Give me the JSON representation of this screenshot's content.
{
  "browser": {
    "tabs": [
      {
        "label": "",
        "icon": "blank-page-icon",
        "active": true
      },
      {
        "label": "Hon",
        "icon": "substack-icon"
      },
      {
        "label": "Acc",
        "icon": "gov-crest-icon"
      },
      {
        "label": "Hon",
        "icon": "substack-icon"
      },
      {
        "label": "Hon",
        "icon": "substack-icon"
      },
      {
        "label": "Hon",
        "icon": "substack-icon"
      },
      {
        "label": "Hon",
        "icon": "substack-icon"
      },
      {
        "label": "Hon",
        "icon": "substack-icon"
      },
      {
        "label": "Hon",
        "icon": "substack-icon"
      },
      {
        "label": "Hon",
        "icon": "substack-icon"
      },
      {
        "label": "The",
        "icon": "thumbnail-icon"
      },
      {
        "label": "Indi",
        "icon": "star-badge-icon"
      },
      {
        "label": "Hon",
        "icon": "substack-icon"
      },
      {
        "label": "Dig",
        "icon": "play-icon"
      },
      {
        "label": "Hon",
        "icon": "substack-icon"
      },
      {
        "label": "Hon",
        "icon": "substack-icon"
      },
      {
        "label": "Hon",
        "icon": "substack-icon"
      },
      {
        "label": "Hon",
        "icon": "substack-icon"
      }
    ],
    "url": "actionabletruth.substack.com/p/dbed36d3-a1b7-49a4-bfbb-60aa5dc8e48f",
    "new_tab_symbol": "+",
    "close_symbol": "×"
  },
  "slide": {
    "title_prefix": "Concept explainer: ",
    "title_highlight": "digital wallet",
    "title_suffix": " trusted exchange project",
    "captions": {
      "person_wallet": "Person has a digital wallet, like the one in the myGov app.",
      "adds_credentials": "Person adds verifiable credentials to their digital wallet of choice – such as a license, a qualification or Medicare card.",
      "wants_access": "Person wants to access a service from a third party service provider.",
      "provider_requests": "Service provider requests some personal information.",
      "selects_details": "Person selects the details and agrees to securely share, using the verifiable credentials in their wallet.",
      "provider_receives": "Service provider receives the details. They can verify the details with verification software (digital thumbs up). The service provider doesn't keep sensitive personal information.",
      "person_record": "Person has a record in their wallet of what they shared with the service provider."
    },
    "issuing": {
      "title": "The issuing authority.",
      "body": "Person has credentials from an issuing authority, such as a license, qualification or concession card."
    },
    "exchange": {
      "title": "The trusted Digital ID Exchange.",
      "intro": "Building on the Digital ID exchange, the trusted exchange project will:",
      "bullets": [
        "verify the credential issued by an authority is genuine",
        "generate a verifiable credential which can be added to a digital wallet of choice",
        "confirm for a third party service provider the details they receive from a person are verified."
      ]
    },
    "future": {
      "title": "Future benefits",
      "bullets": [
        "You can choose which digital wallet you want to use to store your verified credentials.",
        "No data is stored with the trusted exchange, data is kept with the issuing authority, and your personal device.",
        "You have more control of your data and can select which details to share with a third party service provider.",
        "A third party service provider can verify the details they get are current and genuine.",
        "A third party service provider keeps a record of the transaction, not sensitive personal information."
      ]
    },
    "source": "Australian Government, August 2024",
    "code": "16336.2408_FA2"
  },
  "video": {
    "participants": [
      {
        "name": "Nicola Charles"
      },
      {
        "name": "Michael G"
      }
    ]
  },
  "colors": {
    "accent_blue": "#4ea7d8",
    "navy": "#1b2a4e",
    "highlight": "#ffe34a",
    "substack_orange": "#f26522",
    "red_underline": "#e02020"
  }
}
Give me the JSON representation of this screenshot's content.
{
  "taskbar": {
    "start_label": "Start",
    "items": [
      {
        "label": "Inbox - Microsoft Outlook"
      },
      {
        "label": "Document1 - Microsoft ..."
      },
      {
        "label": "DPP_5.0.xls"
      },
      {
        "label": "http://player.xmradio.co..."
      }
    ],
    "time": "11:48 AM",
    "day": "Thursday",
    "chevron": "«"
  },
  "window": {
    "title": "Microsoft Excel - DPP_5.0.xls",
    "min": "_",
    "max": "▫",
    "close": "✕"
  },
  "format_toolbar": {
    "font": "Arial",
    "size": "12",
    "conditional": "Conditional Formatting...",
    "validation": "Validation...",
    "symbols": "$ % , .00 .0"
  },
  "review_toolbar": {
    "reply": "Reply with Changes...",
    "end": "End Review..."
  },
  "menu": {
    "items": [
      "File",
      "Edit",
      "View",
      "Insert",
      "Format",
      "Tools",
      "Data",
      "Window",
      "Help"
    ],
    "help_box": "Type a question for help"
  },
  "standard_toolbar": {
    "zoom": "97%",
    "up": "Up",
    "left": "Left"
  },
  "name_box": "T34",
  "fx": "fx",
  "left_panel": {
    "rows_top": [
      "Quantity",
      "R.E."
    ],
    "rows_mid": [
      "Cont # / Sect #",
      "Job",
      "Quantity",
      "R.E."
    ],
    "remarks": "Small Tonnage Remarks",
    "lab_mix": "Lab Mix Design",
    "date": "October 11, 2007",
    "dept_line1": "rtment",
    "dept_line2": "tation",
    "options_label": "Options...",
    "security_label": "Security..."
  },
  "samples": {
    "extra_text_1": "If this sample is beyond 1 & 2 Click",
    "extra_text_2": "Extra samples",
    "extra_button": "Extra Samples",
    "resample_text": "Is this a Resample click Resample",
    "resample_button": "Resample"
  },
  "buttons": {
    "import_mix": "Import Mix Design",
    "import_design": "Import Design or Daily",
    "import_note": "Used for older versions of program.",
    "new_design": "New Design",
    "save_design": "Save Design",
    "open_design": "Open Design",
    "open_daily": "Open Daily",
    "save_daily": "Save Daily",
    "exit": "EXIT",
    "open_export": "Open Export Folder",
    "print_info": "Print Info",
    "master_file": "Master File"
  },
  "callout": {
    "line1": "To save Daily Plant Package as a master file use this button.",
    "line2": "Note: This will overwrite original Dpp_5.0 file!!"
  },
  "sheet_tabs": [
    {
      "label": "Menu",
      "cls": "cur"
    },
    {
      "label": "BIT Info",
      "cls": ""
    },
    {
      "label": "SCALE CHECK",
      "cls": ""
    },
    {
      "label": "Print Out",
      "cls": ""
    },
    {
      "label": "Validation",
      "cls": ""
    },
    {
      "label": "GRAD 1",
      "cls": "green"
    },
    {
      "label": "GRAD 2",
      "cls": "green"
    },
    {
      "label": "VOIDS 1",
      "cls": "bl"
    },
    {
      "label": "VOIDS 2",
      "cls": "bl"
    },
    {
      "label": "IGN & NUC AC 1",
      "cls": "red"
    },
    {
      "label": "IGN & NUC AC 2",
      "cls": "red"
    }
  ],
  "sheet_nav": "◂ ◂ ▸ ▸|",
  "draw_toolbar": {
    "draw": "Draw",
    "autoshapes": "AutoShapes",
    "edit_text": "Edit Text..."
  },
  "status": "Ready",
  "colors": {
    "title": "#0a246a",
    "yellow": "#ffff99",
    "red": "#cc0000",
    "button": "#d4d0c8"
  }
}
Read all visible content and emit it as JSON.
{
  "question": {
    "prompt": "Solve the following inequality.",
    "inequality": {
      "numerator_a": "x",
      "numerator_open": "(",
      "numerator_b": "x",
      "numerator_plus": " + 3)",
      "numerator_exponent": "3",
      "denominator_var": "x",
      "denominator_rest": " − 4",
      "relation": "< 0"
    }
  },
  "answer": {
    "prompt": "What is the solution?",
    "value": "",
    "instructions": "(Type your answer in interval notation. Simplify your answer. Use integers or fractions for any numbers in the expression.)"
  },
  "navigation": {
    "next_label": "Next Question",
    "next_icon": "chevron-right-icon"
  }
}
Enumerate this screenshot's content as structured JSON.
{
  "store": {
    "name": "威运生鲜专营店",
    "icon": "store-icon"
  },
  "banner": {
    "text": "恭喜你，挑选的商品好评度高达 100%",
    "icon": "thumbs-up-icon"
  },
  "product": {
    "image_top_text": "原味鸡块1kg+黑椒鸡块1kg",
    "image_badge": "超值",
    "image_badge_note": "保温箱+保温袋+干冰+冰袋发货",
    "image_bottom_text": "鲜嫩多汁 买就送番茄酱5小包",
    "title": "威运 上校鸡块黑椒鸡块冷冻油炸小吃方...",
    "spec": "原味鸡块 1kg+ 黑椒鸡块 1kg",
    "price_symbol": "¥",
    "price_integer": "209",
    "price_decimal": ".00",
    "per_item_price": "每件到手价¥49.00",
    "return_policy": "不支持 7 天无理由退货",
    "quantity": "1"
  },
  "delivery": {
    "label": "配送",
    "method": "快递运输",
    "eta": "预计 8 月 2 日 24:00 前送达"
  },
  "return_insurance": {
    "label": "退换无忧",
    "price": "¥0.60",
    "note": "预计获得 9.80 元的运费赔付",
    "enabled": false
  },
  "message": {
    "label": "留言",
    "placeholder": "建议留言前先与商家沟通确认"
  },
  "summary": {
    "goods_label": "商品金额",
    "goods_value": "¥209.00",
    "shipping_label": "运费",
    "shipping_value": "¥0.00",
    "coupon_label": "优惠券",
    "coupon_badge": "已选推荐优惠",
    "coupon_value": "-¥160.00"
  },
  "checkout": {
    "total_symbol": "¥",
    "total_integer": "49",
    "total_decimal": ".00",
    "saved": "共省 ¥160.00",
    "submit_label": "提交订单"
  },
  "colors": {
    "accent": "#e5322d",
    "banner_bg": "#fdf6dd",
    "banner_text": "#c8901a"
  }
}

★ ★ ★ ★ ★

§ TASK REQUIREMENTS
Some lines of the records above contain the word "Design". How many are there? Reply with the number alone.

§ FINISHED EXERCISE
6